▶ REQUIREMENT:
Repeat, exactly and completely, the entries shown underneath.

▶ Stored records:
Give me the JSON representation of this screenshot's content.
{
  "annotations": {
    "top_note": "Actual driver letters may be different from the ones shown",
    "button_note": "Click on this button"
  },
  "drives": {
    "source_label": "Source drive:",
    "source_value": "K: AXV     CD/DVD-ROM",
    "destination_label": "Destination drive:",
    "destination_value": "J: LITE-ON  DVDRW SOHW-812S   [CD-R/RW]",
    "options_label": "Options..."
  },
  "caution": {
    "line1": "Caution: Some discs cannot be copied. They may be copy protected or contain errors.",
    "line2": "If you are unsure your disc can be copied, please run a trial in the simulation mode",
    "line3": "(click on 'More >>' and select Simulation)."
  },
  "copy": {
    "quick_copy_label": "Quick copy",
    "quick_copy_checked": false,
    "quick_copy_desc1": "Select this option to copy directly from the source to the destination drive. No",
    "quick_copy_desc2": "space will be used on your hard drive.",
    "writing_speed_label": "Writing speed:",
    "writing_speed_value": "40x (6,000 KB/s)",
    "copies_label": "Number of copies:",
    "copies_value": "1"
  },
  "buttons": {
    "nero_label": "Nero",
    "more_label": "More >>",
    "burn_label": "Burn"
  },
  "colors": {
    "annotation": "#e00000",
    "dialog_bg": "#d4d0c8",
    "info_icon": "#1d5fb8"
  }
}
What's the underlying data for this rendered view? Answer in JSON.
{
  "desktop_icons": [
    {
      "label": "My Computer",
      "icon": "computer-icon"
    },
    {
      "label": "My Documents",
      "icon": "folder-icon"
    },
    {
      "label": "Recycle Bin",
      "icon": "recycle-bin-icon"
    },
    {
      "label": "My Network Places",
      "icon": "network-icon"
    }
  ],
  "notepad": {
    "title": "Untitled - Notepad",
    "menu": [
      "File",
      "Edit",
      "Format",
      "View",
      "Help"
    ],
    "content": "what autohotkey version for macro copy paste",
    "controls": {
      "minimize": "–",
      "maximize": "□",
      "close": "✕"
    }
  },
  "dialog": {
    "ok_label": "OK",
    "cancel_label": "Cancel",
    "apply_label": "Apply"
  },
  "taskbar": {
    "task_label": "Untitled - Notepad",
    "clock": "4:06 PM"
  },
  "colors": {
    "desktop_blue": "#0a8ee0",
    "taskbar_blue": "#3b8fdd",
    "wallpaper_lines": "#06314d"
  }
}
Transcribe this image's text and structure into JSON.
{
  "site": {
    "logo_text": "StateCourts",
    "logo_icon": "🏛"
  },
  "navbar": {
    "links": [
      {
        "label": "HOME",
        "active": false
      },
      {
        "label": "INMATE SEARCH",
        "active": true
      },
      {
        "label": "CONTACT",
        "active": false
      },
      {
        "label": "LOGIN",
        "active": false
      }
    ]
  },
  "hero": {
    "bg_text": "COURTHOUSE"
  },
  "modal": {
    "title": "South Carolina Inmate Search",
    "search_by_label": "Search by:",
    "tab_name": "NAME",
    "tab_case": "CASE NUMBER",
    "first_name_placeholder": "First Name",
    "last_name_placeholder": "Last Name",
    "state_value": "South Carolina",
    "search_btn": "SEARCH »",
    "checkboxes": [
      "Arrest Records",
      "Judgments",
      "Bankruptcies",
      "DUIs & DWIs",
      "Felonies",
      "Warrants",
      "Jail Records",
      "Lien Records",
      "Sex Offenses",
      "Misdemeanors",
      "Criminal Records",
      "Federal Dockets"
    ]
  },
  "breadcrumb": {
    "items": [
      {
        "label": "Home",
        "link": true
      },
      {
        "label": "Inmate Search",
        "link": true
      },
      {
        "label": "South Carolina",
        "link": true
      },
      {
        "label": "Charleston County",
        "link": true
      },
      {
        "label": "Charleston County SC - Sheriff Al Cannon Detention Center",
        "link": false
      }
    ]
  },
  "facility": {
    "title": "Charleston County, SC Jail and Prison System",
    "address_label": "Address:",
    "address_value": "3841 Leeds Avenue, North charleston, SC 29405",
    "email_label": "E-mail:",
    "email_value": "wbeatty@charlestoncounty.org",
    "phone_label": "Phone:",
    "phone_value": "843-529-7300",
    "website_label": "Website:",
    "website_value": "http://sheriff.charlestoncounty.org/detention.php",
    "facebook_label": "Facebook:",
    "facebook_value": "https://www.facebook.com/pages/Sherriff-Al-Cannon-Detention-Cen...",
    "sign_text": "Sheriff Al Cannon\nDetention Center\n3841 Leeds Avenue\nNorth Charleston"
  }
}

▶ WRITTEN REPLY:
Give me the JSON representation of this screenshot's content.
{
  "annotations": {
    "top_note": "Actual driver letters may be different from the ones shown",
    "button_note": "Click on this button"
  },
  "drives": {
    "source_label": "Source drive:",
    "source_value": "K: AXV     CD/DVD-ROM",
    "destination_label": "Destination drive:",
    "destination_value": "J: LITE-ON  DVDRW SOHW-812S   [CD-R/RW]",
    "options_label": "Options..."
  },
  "caution": {
    "line1": "Caution: Some discs cannot be copied. They may be copy protected or contain errors.",
    "line2": "If you are unsure your disc can be copied, please run a trial in the simulation mode",
    "line3": "(click on 'More >>' and select Simulation)."
  },
  "copy": {
    "quick_copy_label": "Quick copy",
    "quick_copy_checked": false,
    "quick_copy_desc1": "Select this option to copy directly from the source to the destination drive. No",
    "quick_copy_desc2": "space will be used on your hard drive.",
    "writing_speed_label": "Writing speed:",
    "writing_speed_value": "40x (6,000 KB/s)",
    "copies_label": "Number of copies:",
    "copies_value": "1"
  },
  "buttons": {
    "nero_label": "Nero",
    "more_label": "More >>",
    "burn_label": "Burn"
  },
  "colors": {
    "annotation": "#e00000",
    "dialog_bg": "#d4d0c8",
    "info_icon": "#1d5fb8"
  }
}
What's the underlying data for this rendered view? Answer in JSON.
{
  "desktop_icons": [
    {
      "label": "My Computer",
      "icon": "computer-icon"
    },
    {
      "label": "My Documents",
      "icon": "folder-icon"
    },
    {
      "label": "Recycle Bin",
      "icon": "recycle-bin-icon"
    },
    {
      "label": "My Network Places",
      "icon": "network-icon"
    }
  ],
  "notepad": {
    "title": "Untitled - Notepad",
    "menu": [
      "File",
      "Edit",
      "Format",
      "View",
      "Help"
    ],
    "content": "what autohotkey version for macro copy paste",
    "controls": {
      "minimize": "–",
      "maximize": "□",
      "close": "✕"
    }
  },
  "dialog": {
    "ok_label": "OK",
    "cancel_label": "Cancel",
    "apply_label": "Apply"
  },
  "taskbar": {
    "task_label": "Untitled - Notepad",
    "clock": "4:06 PM"
  },
  "colors": {
    "desktop_blue": "#0a8ee0",
    "taskbar_blue": "#3b8fdd",
    "wallpaper_lines": "#06314d"
  }
}
Transcribe this image's text and structure into JSON.
{
  "site": {
    "logo_text": "StateCourts",
    "logo_icon": "🏛"
  },
  "navbar": {
    "links": [
      {
        "label": "HOME",
        "active": false
      },
      {
        "label": "INMATE SEARCH",
        "active": true
      },
      {
        "label": "CONTACT",
        "active": false
      },
      {
        "label": "LOGIN",
        "active": false
      }
    ]
  },
  "hero": {
    "bg_text": "COURTHOUSE"
  },
  "modal": {
    "title": "South Carolina Inmate Search",
    "search_by_label": "Search by:",
    "tab_name": "NAME",
    "tab_case": "CASE NUMBER",
    "first_name_placeholder": "First Name",
    "last_name_placeholder": "Last Name",
    "state_value": "South Carolina",
    "search_btn": "SEARCH »",
    "checkboxes": [
      "Arrest Records",
      "Judgments",
      "Bankruptcies",
      "DUIs & DWIs",
      "Felonies",
      "Warrants",
      "Jail Records",
      "Lien Records",
      "Sex Offenses",
      "Misdemeanors",
      "Criminal Records",
      "Federal Dockets"
    ]
  },
  "breadcrumb": {
    "items": [
      {
        "label": "Home",
        "link": true
      },
      {
        "label": "Inmate Search",
        "link": true
      },
      {
        "label": "South Carolina",
        "link": true
      },
      {
        "label": "Charleston County",
        "link": true
      },
      {
        "label": "Charleston County SC - Sheriff Al Cannon Detention Center",
        "link": false
      }
    ]
  },
  "facility": {
    "title": "Charleston County, SC Jail and Prison System",
    "address_label": "Address:",
    "address_value": "3841 Leeds Avenue, North charleston, SC 29405",
    "email_label": "E-mail:",
    "email_value": "wbeatty@charlestoncounty.org",
    "phone_label": "Phone:",
    "phone_value": "843-529-7300",
    "website_label": "Website:",
    "website_value": "http://sheriff.charlestoncounty.org/detention.php",
    "facebook_label": "Facebook:",
    "facebook_value": "https://www.facebook.com/pages/Sherriff-Al-Cannon-Detention-Cen...",
    "sign_text": "Sheriff Al Cannon\nDetention Center\n3841 Leeds Avenue\nNorth Charleston"
  }
}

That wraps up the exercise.